● What the task requires
The lines below that include "number" are to be found and copied.

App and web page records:
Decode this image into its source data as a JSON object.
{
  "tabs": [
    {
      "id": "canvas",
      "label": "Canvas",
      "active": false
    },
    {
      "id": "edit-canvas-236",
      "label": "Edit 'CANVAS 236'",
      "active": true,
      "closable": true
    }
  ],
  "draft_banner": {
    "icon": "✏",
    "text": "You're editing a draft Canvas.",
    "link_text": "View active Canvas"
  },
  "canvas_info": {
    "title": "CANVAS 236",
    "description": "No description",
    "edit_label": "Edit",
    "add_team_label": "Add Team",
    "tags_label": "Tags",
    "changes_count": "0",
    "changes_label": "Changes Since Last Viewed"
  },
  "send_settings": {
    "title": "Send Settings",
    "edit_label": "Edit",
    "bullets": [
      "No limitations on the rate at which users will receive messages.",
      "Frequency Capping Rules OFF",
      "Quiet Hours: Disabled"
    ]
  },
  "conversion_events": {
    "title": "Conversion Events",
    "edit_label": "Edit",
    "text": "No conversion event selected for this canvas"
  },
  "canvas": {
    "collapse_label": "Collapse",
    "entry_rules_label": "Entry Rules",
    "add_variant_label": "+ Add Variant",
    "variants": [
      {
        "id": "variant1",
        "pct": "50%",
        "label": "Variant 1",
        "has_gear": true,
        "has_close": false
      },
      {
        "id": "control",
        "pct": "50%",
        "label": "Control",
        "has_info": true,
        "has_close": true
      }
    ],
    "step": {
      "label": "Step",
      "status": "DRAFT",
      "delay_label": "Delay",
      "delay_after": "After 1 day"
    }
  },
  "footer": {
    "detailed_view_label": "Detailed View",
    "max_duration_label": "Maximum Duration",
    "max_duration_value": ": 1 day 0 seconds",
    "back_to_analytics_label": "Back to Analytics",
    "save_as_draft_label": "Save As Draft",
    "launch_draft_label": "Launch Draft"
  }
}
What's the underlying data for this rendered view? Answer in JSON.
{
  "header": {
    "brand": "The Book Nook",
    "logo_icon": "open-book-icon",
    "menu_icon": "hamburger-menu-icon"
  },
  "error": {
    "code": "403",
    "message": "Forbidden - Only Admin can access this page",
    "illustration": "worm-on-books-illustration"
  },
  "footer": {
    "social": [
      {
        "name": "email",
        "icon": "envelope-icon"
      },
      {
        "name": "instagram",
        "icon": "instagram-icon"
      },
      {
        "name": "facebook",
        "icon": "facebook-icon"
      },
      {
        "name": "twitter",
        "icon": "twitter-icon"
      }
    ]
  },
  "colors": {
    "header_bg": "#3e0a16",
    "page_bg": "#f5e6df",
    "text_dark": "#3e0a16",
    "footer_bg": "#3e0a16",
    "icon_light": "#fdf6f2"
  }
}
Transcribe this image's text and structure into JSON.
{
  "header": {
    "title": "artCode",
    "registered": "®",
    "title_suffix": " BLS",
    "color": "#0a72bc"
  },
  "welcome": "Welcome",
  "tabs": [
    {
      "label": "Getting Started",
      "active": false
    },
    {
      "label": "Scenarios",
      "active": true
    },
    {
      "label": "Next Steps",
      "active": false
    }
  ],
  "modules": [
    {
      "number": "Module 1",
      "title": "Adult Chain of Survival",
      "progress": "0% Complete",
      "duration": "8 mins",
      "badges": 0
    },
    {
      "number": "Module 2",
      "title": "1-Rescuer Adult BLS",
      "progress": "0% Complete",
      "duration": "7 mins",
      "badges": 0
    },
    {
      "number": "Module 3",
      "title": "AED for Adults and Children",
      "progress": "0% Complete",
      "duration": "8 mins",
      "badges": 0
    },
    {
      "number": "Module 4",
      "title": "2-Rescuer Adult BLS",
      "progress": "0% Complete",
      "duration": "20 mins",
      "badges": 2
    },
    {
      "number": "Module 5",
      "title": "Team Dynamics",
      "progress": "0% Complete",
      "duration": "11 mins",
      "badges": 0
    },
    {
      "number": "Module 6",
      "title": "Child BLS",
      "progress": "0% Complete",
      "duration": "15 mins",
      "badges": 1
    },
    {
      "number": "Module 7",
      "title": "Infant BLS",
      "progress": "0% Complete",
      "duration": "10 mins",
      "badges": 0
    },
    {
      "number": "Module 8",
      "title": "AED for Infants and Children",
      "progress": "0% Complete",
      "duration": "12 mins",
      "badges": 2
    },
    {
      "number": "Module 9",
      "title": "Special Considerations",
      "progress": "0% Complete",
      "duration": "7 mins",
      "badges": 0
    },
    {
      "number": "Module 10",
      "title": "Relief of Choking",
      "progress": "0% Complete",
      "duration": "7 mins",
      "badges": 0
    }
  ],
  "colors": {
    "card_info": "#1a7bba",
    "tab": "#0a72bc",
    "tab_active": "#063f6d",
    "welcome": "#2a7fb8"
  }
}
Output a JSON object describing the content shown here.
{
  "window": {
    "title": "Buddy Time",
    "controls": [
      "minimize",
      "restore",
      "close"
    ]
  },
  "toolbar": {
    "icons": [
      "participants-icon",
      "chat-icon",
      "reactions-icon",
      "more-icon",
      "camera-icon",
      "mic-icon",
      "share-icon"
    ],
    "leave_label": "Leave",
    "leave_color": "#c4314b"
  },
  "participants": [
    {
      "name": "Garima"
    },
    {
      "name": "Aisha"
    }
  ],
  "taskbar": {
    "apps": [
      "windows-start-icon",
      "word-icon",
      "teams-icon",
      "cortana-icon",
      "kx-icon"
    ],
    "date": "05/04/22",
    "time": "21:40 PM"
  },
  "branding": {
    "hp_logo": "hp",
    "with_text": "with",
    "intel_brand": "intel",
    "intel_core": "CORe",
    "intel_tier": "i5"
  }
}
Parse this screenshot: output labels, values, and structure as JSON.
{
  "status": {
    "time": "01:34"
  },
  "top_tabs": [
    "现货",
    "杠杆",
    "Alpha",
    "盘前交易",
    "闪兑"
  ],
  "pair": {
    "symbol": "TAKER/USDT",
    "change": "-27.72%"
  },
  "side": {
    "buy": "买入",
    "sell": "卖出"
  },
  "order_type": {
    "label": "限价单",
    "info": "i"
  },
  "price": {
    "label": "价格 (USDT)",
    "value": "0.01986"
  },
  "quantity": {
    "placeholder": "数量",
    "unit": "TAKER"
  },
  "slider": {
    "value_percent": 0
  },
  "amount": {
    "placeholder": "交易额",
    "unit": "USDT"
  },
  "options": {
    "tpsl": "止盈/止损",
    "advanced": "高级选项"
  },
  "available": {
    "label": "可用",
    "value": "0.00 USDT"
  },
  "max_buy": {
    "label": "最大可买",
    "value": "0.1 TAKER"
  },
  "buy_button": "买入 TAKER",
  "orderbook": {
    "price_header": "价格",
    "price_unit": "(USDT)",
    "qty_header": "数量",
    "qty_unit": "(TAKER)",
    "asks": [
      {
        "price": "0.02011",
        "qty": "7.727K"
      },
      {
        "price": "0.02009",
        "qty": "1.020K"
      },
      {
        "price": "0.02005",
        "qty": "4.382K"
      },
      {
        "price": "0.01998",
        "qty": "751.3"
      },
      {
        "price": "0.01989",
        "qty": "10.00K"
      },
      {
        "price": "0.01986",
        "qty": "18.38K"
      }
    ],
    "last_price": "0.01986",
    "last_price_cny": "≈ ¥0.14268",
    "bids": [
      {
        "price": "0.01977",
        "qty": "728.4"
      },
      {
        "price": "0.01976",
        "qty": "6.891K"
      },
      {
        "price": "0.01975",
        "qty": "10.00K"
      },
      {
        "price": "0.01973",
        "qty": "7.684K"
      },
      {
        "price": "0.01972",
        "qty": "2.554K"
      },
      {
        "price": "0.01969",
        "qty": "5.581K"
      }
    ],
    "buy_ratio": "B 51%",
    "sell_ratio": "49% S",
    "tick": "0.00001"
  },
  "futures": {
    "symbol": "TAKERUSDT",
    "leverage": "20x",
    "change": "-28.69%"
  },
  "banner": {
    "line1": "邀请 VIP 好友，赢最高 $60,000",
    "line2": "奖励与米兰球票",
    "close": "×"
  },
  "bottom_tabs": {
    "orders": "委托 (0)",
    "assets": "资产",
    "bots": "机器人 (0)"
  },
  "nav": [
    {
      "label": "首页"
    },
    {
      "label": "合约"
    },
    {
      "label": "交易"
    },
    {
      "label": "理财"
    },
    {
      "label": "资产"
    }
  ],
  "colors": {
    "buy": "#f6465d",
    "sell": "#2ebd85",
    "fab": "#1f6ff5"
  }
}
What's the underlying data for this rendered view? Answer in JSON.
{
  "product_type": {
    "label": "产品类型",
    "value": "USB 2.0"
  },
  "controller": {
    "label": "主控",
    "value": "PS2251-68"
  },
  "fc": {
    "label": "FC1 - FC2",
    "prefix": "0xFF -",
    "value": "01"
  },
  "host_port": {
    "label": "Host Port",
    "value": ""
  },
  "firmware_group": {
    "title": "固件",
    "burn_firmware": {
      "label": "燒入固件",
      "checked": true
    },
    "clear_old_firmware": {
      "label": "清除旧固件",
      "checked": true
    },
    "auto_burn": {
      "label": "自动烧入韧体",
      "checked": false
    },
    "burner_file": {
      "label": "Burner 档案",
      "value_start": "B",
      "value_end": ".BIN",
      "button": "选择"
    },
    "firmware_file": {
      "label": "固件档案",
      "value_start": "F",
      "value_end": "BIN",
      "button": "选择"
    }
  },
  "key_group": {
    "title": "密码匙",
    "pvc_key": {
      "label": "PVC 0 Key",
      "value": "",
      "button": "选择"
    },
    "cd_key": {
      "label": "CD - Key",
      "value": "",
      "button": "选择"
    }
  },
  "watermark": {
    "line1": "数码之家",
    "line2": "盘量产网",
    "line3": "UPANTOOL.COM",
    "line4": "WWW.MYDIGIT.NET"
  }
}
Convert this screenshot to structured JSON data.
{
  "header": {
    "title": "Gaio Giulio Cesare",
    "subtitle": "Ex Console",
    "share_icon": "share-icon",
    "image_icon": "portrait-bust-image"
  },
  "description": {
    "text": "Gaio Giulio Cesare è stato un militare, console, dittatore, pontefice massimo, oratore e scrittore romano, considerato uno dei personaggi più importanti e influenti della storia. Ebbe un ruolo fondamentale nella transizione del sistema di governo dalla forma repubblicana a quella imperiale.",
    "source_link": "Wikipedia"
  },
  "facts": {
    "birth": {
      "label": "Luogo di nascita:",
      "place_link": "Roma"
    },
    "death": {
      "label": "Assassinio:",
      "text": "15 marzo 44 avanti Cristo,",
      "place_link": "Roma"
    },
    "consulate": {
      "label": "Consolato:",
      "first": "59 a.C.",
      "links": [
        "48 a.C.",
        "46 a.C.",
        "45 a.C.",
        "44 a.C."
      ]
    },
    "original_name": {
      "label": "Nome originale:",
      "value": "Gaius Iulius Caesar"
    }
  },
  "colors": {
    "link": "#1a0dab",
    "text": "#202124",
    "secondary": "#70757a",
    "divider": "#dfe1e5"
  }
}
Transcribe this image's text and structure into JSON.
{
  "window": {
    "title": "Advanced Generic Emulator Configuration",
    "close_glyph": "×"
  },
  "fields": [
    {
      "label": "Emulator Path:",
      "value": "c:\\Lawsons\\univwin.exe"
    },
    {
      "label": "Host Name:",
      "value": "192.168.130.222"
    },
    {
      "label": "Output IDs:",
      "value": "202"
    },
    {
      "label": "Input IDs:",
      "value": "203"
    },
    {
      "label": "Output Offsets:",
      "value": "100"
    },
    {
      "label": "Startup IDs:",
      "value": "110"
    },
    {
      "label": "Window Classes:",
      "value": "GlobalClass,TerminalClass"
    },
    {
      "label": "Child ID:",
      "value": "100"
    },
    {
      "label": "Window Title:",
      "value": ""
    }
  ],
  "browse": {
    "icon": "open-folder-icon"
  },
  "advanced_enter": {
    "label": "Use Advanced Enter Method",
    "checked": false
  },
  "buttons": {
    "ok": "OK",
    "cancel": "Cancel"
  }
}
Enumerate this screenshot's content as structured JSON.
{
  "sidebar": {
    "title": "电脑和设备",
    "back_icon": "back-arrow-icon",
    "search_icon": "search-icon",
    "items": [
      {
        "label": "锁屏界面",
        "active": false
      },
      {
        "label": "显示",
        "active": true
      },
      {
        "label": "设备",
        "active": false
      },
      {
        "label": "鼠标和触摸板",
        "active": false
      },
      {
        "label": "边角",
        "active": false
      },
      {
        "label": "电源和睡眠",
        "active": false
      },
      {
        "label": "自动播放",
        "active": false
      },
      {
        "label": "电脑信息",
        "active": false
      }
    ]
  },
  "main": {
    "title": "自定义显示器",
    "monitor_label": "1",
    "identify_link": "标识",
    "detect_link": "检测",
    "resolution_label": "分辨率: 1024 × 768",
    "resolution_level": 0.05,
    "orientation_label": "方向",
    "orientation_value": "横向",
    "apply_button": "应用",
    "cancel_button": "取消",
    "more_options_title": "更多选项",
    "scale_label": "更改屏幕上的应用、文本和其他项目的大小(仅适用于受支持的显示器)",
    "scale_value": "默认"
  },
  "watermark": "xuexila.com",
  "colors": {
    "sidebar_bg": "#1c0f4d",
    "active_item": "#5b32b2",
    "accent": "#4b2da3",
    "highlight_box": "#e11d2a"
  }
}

● Answer to this problem
      "number": "Module 1",
      "number": "Module 2",
      "number": "Module 3",
      "number": "Module 4",
      "number": "Module 5",
      "number": "Module 6",
      "number": "Module 7",
      "number": "Module 8",
      "number": "Module 9",
      "number": "Module 10",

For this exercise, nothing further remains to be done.